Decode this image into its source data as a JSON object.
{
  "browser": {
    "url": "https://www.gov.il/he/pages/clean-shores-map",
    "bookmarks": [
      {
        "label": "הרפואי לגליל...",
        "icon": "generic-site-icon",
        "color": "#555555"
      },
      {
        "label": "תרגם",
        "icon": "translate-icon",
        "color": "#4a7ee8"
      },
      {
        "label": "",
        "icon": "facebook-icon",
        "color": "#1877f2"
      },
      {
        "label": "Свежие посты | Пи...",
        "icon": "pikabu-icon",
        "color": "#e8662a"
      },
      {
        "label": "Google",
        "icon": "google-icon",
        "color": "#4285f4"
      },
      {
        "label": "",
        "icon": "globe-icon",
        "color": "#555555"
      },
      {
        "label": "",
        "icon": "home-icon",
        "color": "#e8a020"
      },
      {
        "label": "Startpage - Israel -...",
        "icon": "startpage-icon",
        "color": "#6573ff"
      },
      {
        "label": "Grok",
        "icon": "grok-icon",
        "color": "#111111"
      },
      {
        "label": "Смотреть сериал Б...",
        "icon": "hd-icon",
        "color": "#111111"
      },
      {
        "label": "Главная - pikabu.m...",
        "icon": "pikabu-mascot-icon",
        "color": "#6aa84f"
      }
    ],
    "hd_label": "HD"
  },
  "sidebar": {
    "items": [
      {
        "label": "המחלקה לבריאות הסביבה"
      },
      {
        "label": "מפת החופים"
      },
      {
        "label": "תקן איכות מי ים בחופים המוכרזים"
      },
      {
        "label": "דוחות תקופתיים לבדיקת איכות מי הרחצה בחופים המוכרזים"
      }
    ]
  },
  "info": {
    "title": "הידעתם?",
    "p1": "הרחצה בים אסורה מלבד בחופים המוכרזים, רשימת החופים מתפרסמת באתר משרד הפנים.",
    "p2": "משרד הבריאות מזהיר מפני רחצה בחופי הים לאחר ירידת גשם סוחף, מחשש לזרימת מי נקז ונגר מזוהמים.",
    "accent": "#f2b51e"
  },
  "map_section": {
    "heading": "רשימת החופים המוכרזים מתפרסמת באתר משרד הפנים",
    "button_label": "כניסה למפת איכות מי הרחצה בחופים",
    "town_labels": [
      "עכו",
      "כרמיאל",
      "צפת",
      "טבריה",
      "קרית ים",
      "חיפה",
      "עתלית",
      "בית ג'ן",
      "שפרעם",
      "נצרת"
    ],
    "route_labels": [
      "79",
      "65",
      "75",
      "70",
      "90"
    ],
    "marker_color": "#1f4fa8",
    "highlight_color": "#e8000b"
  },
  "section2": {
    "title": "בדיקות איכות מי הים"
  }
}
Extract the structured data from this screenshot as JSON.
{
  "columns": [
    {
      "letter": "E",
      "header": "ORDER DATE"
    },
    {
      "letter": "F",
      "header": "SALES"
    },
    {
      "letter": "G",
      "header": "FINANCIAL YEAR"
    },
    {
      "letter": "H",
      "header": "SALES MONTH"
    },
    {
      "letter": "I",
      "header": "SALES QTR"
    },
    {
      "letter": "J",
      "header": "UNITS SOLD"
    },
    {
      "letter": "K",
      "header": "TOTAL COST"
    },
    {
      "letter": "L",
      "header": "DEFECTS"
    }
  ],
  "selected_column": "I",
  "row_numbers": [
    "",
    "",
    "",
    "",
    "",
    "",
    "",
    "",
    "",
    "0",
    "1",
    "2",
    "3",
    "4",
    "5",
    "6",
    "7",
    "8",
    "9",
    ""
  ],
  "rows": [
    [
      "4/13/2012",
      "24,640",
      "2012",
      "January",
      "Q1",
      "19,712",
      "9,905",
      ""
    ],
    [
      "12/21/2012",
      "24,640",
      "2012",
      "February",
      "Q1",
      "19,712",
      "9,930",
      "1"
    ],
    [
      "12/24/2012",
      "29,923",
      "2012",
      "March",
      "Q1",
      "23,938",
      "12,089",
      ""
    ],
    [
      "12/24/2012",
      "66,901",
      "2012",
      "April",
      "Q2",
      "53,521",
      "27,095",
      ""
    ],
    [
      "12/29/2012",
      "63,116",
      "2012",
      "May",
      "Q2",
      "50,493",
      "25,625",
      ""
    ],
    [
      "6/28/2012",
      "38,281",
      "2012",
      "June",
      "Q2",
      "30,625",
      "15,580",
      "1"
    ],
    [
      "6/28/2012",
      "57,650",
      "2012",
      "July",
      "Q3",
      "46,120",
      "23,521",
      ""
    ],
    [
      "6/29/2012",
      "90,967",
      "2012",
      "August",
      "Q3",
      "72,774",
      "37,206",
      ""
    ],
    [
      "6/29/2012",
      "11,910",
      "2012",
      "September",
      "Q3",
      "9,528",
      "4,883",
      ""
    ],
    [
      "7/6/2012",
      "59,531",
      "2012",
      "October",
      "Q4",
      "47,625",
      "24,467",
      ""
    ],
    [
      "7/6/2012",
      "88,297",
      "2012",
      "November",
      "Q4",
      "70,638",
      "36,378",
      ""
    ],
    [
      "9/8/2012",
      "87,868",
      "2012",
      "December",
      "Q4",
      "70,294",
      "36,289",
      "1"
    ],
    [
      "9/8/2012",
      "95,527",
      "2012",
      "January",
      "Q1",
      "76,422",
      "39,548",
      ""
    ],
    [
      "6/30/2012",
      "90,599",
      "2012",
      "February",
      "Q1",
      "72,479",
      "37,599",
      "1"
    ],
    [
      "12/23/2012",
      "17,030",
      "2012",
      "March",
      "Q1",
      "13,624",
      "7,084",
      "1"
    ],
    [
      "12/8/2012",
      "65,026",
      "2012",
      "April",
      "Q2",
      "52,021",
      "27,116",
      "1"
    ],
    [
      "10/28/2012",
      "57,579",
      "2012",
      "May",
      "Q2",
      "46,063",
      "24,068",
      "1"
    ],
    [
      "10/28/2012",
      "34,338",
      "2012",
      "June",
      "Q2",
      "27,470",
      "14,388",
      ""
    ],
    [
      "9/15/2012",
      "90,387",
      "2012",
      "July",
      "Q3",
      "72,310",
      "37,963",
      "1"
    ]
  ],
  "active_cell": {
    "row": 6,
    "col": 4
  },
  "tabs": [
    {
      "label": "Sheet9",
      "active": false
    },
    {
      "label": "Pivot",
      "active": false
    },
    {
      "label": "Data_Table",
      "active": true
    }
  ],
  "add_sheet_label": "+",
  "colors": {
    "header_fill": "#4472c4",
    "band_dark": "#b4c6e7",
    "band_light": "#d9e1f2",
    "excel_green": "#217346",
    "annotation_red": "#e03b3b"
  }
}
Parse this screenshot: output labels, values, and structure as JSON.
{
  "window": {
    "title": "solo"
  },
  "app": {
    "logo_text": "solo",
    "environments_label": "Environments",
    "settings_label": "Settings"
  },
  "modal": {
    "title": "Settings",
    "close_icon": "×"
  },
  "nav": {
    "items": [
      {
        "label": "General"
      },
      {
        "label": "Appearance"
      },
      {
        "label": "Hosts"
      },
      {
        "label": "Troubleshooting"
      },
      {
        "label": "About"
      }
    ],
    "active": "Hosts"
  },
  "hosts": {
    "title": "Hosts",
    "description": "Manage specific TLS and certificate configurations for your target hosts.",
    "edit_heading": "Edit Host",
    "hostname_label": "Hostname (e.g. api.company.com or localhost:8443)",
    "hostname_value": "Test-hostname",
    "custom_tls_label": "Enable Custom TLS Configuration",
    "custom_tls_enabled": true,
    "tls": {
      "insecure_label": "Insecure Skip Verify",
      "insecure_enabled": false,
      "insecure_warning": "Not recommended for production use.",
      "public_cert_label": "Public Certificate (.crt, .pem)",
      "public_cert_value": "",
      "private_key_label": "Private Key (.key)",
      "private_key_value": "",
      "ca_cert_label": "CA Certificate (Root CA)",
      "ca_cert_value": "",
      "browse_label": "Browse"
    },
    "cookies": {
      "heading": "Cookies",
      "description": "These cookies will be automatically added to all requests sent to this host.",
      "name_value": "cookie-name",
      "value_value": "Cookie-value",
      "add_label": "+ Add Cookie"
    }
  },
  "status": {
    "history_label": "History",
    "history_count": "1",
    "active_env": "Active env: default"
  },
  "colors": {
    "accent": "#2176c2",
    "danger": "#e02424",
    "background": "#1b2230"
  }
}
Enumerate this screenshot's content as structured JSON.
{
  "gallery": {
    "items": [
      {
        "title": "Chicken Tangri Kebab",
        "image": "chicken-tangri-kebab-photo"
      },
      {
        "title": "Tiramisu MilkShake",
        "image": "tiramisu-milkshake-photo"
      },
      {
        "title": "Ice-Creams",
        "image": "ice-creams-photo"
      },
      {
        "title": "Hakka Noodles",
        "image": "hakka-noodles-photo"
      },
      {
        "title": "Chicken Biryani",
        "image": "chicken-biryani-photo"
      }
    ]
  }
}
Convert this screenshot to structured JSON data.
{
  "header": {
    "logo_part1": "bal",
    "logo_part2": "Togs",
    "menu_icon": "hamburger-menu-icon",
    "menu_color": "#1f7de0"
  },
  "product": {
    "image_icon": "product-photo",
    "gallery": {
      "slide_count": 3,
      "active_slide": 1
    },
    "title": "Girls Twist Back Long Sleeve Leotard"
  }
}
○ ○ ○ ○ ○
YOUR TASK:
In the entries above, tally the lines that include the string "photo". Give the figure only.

SOLUTION FOR THIS PROBLEM:
6